Retype the whole listing that follows, with nothing added or left out.

● ● ● ● ●

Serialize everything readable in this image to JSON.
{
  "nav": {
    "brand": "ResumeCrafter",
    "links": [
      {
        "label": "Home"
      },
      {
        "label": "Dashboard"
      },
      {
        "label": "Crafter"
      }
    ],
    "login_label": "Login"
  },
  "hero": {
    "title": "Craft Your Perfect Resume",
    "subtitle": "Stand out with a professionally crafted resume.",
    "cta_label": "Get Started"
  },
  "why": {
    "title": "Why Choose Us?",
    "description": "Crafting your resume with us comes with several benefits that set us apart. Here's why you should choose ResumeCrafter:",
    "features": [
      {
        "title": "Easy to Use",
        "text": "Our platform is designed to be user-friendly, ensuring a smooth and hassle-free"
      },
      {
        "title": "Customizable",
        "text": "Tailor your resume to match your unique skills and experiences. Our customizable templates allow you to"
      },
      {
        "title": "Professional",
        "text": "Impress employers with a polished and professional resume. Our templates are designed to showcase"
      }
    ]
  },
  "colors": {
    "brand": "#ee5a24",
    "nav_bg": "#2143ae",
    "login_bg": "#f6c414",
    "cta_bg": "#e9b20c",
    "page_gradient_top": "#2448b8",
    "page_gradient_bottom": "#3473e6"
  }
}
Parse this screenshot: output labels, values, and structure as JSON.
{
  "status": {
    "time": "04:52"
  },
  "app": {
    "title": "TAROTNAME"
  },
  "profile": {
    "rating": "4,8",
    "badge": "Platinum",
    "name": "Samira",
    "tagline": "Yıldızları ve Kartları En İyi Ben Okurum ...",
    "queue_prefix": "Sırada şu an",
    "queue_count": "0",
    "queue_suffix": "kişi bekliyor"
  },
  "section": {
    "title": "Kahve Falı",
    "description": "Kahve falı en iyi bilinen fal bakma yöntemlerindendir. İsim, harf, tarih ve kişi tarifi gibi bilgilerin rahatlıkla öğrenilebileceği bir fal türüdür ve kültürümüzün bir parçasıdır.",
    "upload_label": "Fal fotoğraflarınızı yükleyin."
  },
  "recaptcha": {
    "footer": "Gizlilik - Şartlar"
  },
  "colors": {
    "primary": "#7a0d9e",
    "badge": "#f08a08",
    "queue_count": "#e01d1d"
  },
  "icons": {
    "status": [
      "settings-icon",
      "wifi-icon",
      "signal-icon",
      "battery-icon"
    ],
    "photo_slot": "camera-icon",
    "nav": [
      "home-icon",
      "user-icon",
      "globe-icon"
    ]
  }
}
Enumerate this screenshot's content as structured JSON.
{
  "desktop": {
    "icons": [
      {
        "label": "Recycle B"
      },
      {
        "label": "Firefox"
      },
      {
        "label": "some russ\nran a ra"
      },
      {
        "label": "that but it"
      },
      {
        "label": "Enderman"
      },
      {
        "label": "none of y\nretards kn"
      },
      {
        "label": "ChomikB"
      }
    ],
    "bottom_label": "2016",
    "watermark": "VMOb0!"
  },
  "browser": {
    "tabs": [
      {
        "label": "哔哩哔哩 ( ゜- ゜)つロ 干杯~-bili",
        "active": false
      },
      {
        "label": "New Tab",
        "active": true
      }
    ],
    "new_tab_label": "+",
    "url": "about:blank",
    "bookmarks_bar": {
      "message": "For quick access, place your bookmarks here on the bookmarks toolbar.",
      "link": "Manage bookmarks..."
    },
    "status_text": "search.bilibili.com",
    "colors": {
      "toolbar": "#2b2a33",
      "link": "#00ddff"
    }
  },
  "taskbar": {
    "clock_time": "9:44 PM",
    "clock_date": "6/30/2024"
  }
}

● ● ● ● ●

→ ANSWER SPACE:
Serialize everything readable in this image to JSON.
{
  "nav": {
    "brand": "ResumeCrafter",
    "links": [
      {
        "label": "Home"
      },
      {
        "label": "Dashboard"
      },
      {
        "label": "Crafter"
      }
    ],
    "login_label": "Login"
  },
  "hero": {
    "title": "Craft Your Perfect Resume",
    "subtitle": "Stand out with a professionally crafted resume.",
    "cta_label": "Get Started"
  },
  "why": {
    "title": "Why Choose Us?",
    "description": "Crafting your resume with us comes with several benefits that set us apart. Here's why you should choose ResumeCrafter:",
    "features": [
      {
        "title": "Easy to Use",
        "text": "Our platform is designed to be user-friendly, ensuring a smooth and hassle-free"
      },
      {
        "title": "Customizable",
        "text": "Tailor your resume to match your unique skills and experiences. Our customizable templates allow you to"
      },
      {
        "title": "Professional",
        "text": "Impress employers with a polished and professional resume. Our templates are designed to showcase"
      }
    ]
  },
  "colors": {
    "brand": "#ee5a24",
    "nav_bg": "#2143ae",
    "login_bg": "#f6c414",
    "cta_bg": "#e9b20c",
    "page_gradient_top": "#2448b8",
    "page_gradient_bottom": "#3473e6"
  }
}
Parse this screenshot: output labels, values, and structure as JSON.
{
  "status": {
    "time": "04:52"
  },
  "app": {
    "title": "TAROTNAME"
  },
  "profile": {
    "rating": "4,8",
    "badge": "Platinum",
    "name": "Samira",
    "tagline": "Yıldızları ve Kartları En İyi Ben Okurum ...",
    "queue_prefix": "Sırada şu an",
    "queue_count": "0",
    "queue_suffix": "kişi bekliyor"
  },
  "section": {
    "title": "Kahve Falı",
    "description": "Kahve falı en iyi bilinen fal bakma yöntemlerindendir. İsim, harf, tarih ve kişi tarifi gibi bilgilerin rahatlıkla öğrenilebileceği bir fal türüdür ve kültürümüzün bir parçasıdır.",
    "upload_label": "Fal fotoğraflarınızı yükleyin."
  },
  "recaptcha": {
    "footer": "Gizlilik - Şartlar"
  },
  "colors": {
    "primary": "#7a0d9e",
    "badge": "#f08a08",
    "queue_count": "#e01d1d"
  },
  "icons": {
    "status": [
      "settings-icon",
      "wifi-icon",
      "signal-icon",
      "battery-icon"
    ],
    "photo_slot": "camera-icon",
    "nav": [
      "home-icon",
      "user-icon",
      "globe-icon"
    ]
  }
}
Enumerate this screenshot's content as structured JSON.
{
  "desktop": {
    "icons": [
      {
        "label": "Recycle B"
      },
      {
        "label": "Firefox"
      },
      {
        "label": "some russ\nran a ra"
      },
      {
        "label": "that but it"
      },
      {
        "label": "Enderman"
      },
      {
        "label": "none of y\nretards kn"
      },
      {
        "label": "ChomikB"
      }
    ],
    "bottom_label": "2016",
    "watermark": "VMOb0!"
  },
  "browser": {
    "tabs": [
      {
        "label": "哔哩哔哩 ( ゜- ゜)つロ 干杯~-bili",
        "active": false
      },
      {
        "label": "New Tab",
        "active": true
      }
    ],
    "new_tab_label": "+",
    "url": "about:blank",
    "bookmarks_bar": {
      "message": "For quick access, place your bookmarks here on the bookmarks toolbar.",
      "link": "Manage bookmarks..."
    },
    "status_text": "search.bilibili.com",
    "colors": {
      "toolbar": "#2b2a33",
      "link": "#00ddff"
    }
  },
  "taskbar": {
    "clock_time": "9:44 PM",
    "clock_date": "6/30/2024"
  }
}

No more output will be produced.